- Sometimes, the position of a patient’s head and neck can also affect breathing. Shifting the person so they are sitting more upright in bed, sometimes with the use of pillows, can make breathing easier.
Nausea and vomiting
People receiving end-of-life care may feel sick to their stomach and often have much less of an appetite or lack the desire to eat. There are a few simple actions you can take to help them feel more comfortable.
- Provide bland food like crackers or bread. Note that the old BRAT diet (bananas, rice, applesauce, toast) used for decades with ill children is no longer recommended by experts.
- Drink water and clear liquid — keep your loved one hydrated. If they have trouble swallowing, try putting small ice chips in their mouth to melt.
- Food isn’t the only way to help someone feeling nauseous; providing a quiet, calm place for them to rest will aid in recovery too.
While it’s important for a patient to have appropriate types of food when they’re feeling nauseous, their body needs energy as well.
- Liquid foods like nutritional shakes and soups can be an easier-to-swallow food option.
- As the body changes during the end-of-life period, the patient’s tolerance for food can change too. They may stop enjoying foods they used to like or be easily upset by cooking smells.
- Remember that forcing someone to eat or drink can make them uncomfortable. Not eating very much, or even at all, is part of the dying process.
Pain and symptom management
Your care team will determine the most effective way to help your loved one with their pain. We’ll provide education on medications that are prescribed for pain so you understand their purpose and any side effects to watch for. There is more to pain management than pills, too.
- Try non-medical forms of pain management like listening to soft music, relaxation techniques, or distracting a patient by starting a conversation or an activity they enjoy.
- Look for non-verbal indications that a patient is in pain, and keep in mind that some people won’t say they need help even if they actually do.
Personal care and elimination
After medicine, this might be the first thing you think of when you think about what a patient needs if they can’t take care of themselves — bathing and using the toilet.
- Many people may find it embarrassing to receive help with what seems like basic hygiene care. But you might need to be in the room while the person gets dressed or takes a shower, available to lend a hand if necessary.
- Pay attention to the patient’s urine and bowel movements; that’s a good indicator of overall health. If there’s a change, be sure to let your Centrica Care Navigators care team know.
Many of the things you do to keep your own skin clean and soft are also helpful for your loved ones. A patient’s skin may need extra attention, especially if they are bed-bound and don’t have much opportunity to move around.

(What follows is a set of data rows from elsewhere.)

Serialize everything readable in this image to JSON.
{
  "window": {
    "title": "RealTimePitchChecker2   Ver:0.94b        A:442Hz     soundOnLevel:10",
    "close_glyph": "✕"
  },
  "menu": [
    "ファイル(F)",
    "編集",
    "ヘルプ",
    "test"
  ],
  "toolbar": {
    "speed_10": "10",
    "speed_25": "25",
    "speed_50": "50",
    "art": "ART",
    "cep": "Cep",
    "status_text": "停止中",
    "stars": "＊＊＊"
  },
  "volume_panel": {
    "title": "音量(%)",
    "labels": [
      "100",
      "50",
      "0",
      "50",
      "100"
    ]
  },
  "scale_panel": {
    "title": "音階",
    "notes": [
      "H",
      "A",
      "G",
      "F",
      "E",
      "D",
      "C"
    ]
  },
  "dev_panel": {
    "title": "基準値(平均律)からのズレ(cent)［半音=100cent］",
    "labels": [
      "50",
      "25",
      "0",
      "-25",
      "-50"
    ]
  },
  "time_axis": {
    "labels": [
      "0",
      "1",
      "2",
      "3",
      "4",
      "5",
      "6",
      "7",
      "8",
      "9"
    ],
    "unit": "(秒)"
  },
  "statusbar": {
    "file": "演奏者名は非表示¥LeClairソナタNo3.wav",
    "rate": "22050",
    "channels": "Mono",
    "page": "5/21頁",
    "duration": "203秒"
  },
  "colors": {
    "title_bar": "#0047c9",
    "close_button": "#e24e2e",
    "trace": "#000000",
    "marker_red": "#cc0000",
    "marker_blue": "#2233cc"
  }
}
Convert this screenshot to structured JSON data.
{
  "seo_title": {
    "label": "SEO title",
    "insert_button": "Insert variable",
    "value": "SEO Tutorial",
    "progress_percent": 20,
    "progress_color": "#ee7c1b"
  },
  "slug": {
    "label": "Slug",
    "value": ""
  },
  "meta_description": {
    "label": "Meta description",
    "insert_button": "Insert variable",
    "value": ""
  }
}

- Keep skin clean and dry, using appropriate lotions and soap — ask your care team for guidelines.
- If a patient is bed-bound and can’t move on their own, turn them regularly so sores don’t develop.
- Skin needs to be clean and dry, and so do sheets. If a patient wets the bed, try to replace the sheets as soon as possible, and any wet clothes, too.
- Patients sometimes are angry or frustrated because, in part, they can no longer do things they once did very easily. If your loved one is upset with you, don’t take it personally, but do acknowledge their reactions.
- Even if they can’t participate in the same way, people in end-of-life care want to be part of what’s happening with friends and family. Keep talking with them, and bringing them to activities (when possible). Your Centrica Care Navigators social worker can give you suggestions on ways to support your loved one’s emotional and mental health.
Find out more about care teams and helping your loved one with quality hospice care here on our website, join us on social media, or call us at 269.345.0273.